__Work required__.
Here are some entries; quote each one exactly.

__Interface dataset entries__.
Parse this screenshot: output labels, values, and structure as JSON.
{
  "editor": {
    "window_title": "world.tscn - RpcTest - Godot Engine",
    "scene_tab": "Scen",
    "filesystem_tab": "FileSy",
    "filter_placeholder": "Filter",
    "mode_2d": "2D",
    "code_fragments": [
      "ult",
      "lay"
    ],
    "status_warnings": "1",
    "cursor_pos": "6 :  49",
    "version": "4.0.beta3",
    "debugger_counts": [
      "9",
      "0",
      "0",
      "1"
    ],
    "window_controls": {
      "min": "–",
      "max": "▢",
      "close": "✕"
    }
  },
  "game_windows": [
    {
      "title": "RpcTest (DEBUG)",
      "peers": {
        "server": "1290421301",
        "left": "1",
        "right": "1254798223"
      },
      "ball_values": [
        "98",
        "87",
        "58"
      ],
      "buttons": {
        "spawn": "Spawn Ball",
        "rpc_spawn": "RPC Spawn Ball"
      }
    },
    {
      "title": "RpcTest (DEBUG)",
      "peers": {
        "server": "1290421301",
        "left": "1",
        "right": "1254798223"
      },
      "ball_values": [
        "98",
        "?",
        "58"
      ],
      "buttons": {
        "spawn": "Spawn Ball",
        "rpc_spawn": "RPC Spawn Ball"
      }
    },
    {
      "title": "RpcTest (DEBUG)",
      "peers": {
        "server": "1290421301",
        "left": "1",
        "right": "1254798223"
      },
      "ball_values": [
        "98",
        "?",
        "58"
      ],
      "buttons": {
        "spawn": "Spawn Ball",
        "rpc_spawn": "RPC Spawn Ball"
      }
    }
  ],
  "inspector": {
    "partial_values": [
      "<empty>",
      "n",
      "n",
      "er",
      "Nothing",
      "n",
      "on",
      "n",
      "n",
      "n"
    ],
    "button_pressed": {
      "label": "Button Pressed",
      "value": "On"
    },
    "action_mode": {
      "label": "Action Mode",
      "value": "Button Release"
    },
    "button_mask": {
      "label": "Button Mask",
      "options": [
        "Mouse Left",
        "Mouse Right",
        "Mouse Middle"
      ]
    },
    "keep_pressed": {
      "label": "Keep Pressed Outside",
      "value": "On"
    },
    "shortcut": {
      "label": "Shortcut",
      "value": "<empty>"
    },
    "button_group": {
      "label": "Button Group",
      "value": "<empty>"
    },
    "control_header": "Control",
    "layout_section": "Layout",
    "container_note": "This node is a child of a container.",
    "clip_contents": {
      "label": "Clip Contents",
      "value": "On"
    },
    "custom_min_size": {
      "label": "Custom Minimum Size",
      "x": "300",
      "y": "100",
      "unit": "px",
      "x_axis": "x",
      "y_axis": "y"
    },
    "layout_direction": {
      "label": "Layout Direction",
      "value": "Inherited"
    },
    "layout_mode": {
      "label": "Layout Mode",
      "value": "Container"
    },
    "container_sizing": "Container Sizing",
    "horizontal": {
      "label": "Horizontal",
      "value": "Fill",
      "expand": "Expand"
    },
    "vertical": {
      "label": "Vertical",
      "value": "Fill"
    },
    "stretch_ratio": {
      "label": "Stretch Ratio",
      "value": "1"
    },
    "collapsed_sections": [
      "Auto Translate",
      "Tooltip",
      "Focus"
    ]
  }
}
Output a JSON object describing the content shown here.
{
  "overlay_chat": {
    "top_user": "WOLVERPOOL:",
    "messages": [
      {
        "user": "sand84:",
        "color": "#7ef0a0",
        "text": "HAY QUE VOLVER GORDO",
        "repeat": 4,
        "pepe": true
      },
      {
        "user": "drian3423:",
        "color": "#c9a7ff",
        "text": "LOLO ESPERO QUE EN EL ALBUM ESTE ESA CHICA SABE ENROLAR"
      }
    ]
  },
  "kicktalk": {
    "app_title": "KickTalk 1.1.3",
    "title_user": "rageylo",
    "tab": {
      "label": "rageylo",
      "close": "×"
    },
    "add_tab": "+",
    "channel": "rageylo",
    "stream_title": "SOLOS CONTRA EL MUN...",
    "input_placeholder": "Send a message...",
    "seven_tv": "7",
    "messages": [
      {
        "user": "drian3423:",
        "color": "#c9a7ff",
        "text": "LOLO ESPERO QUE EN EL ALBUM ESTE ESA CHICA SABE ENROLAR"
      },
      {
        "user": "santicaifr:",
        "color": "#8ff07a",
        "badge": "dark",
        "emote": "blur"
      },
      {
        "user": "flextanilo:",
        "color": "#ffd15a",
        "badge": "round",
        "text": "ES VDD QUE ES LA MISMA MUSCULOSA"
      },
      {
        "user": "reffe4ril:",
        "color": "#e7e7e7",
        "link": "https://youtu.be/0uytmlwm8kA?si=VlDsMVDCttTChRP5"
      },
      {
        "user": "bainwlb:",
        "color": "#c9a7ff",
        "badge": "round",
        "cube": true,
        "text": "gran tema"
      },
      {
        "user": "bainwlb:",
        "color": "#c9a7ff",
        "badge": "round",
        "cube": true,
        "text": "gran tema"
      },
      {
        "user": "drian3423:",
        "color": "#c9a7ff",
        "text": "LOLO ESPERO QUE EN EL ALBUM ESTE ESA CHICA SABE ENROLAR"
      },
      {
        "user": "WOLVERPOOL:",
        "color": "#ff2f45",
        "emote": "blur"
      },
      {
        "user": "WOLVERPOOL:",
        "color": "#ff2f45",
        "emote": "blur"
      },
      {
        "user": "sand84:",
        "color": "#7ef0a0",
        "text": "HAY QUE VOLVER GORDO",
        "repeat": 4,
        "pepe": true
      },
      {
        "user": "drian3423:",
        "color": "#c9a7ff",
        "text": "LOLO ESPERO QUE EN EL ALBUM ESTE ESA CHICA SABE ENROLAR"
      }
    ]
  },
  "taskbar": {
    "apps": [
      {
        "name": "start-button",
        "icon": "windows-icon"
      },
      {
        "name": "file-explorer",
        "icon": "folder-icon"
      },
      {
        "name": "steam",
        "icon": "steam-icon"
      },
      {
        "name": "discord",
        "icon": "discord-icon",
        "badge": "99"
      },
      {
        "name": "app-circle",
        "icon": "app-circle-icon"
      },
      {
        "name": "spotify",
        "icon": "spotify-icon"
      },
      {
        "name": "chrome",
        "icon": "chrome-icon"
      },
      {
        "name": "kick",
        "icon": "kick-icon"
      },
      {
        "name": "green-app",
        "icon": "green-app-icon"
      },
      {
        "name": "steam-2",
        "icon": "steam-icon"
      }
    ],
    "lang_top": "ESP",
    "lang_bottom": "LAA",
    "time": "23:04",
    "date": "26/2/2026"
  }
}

__Exercise answer__.
Parse this screenshot: output labels, values, and structure as JSON.
{
  "editor": {
    "window_title": "world.tscn - RpcTest - Godot Engine",
    "scene_tab": "Scen",
    "filesystem_tab": "FileSy",
    "filter_placeholder": "Filter",
    "mode_2d": "2D",
    "code_fragments": [
      "ult",
      "lay"
    ],
    "status_warnings": "1",
    "cursor_pos": "6 :  49",
    "version": "4.0.beta3",
    "debugger_counts": [
      "9",
      "0",
      "0",
      "1"
    ],
    "window_controls": {
      "min": "–",
      "max": "▢",
      "close": "✕"
    }
  },
  "game_windows": [
    {
      "title": "RpcTest (DEBUG)",
      "peers": {
        "server": "1290421301",
        "left": "1",
        "right": "1254798223"
      },
      "ball_values": [
        "98",
        "87",
        "58"
      ],
      "buttons": {
        "spawn": "Spawn Ball",
        "rpc_spawn": "RPC Spawn Ball"
      }
    },
    {
      "title": "RpcTest (DEBUG)",
      "peers": {
        "server": "1290421301",
        "left": "1",
        "right": "1254798223"
      },
      "ball_values": [
        "98",
        "?",
        "58"
      ],
      "buttons": {
        "spawn": "Spawn Ball",
        "rpc_spawn": "RPC Spawn Ball"
      }
    },
    {
      "title": "RpcTest (DEBUG)",
      "peers": {
        "server": "1290421301",
        "left": "1",
        "right": "1254798223"
      },
      "ball_values": [
        "98",
        "?",
        "58"
      ],
      "buttons": {
        "spawn": "Spawn Ball",
        "rpc_spawn": "RPC Spawn Ball"
      }
    }
  ],
  "inspector": {
    "partial_values": [
      "<empty>",
      "n",
      "n",
      "er",
      "Nothing",
      "n",
      "on",
      "n",
      "n",
      "n"
    ],
    "button_pressed": {
      "label": "Button Pressed",
      "value": "On"
    },
    "action_mode": {
      "label": "Action Mode",
      "value": "Button Release"
    },
    "button_mask": {
      "label": "Button Mask",
      "options": [
        "Mouse Left",
        "Mouse Right",
        "Mouse Middle"
      ]
    },
    "keep_pressed": {
      "label": "Keep Pressed Outside",
      "value": "On"
    },
    "shortcut": {
      "label": "Shortcut",
      "value": "<empty>"
    },
    "button_group": {
      "label": "Button Group",
      "value": "<empty>"
    },
    "control_header": "Control",
    "layout_section": "Layout",
    "container_note": "This node is a child of a container.",
    "clip_contents": {
      "label": "Clip Contents",
      "value": "On"
    },
    "custom_min_size": {
      "label": "Custom Minimum Size",
      "x": "300",
      "y": "100",
      "unit": "px",
      "x_axis": "x",
      "y_axis": "y"
    },
    "layout_direction": {
      "label": "Layout Direction",
      "value": "Inherited"
    },
    "layout_mode": {
      "label": "Layout Mode",
      "value": "Container"
    },
    "container_sizing": "Container Sizing",
    "horizontal": {
      "label": "Horizontal",
      "value": "Fill",
      "expand": "Expand"
    },
    "vertical": {
      "label": "Vertical",
      "value": "Fill"
    },
    "stretch_ratio": {
      "label": "Stretch Ratio",
      "value": "1"
    },
    "collapsed_sections": [
      "Auto Translate",
      "Tooltip",
      "Focus"
    ]
  }
}
Output a JSON object describing the content shown here.
{
  "overlay_chat": {
    "top_user": "WOLVERPOOL:",
    "messages": [
      {
        "user": "sand84:",
        "color": "#7ef0a0",
        "text": "HAY QUE VOLVER GORDO",
        "repeat": 4,
        "pepe": true
      },
      {
        "user": "drian3423:",
        "color": "#c9a7ff",
        "text": "LOLO ESPERO QUE EN EL ALBUM ESTE ESA CHICA SABE ENROLAR"
      }
    ]
  },
  "kicktalk": {
    "app_title": "KickTalk 1.1.3",
    "title_user": "rageylo",
    "tab": {
      "label": "rageylo",
      "close": "×"
    },
    "add_tab": "+",
    "channel": "rageylo",
    "stream_title": "SOLOS CONTRA EL MUN...",
    "input_placeholder": "Send a message...",
    "seven_tv": "7",
    "messages": [
      {
        "user": "drian3423:",
        "color": "#c9a7ff",
        "text": "LOLO ESPERO QUE EN EL ALBUM ESTE ESA CHICA SABE ENROLAR"
      },
      {
        "user": "santicaifr:",
        "color": "#8ff07a",
        "badge": "dark",
        "emote": "blur"
      },
      {
        "user": "flextanilo:",
        "color": "#ffd15a",
        "badge": "round",
        "text": "ES VDD QUE ES LA MISMA MUSCULOSA"
      },
      {
        "user": "reffe4ril:",
        "color": "#e7e7e7",
        "link": "https://youtu.be/0uytmlwm8kA?si=VlDsMVDCttTChRP5"
      },
      {
        "user": "bainwlb:",
        "color": "#c9a7ff",
        "badge": "round",
        "cube": true,
        "text": "gran tema"
      },
      {
        "user": "bainwlb:",
        "color": "#c9a7ff",
        "badge": "round",
        "cube": true,
        "text": "gran tema"
      },
      {
        "user": "drian3423:",
        "color": "#c9a7ff",
        "text": "LOLO ESPERO QUE EN EL ALBUM ESTE ESA CHICA SABE ENROLAR"
      },
      {
        "user": "WOLVERPOOL:",
        "color": "#ff2f45",
        "emote": "blur"
      },
      {
        "user": "WOLVERPOOL:",
        "color": "#ff2f45",
        "emote": "blur"
      },
      {
        "user": "sand84:",
        "color": "#7ef0a0",
        "text": "HAY QUE VOLVER GORDO",
        "repeat": 4,
        "pepe": true
      },
      {
        "user": "drian3423:",
        "color": "#c9a7ff",
        "text": "LOLO ESPERO QUE EN EL ALBUM ESTE ESA CHICA SABE ENROLAR"
      }
    ]
  },
  "taskbar": {
    "apps": [
      {
        "name": "start-button",
        "icon": "windows-icon"
      },
      {
        "name": "file-explorer",
        "icon": "folder-icon"
      },
      {
        "name": "steam",
        "icon": "steam-icon"
      },
      {
        "name": "discord",
        "icon": "discord-icon",
        "badge": "99"
      },
      {
        "name": "app-circle",
        "icon": "app-circle-icon"
      },
      {
        "name": "spotify",
        "icon": "spotify-icon"
      },
      {
        "name": "chrome",
        "icon": "chrome-icon"
      },
      {
        "name": "kick",
        "icon": "kick-icon"
      },
      {
        "name": "green-app",
        "icon": "green-app-icon"
      },
      {
        "name": "steam-2",
        "icon": "steam-icon"
      }
    ],
    "lang_top": "ESP",
    "lang_bottom": "LAA",
    "time": "23:04",
    "date": "26/2/2026"
  }
}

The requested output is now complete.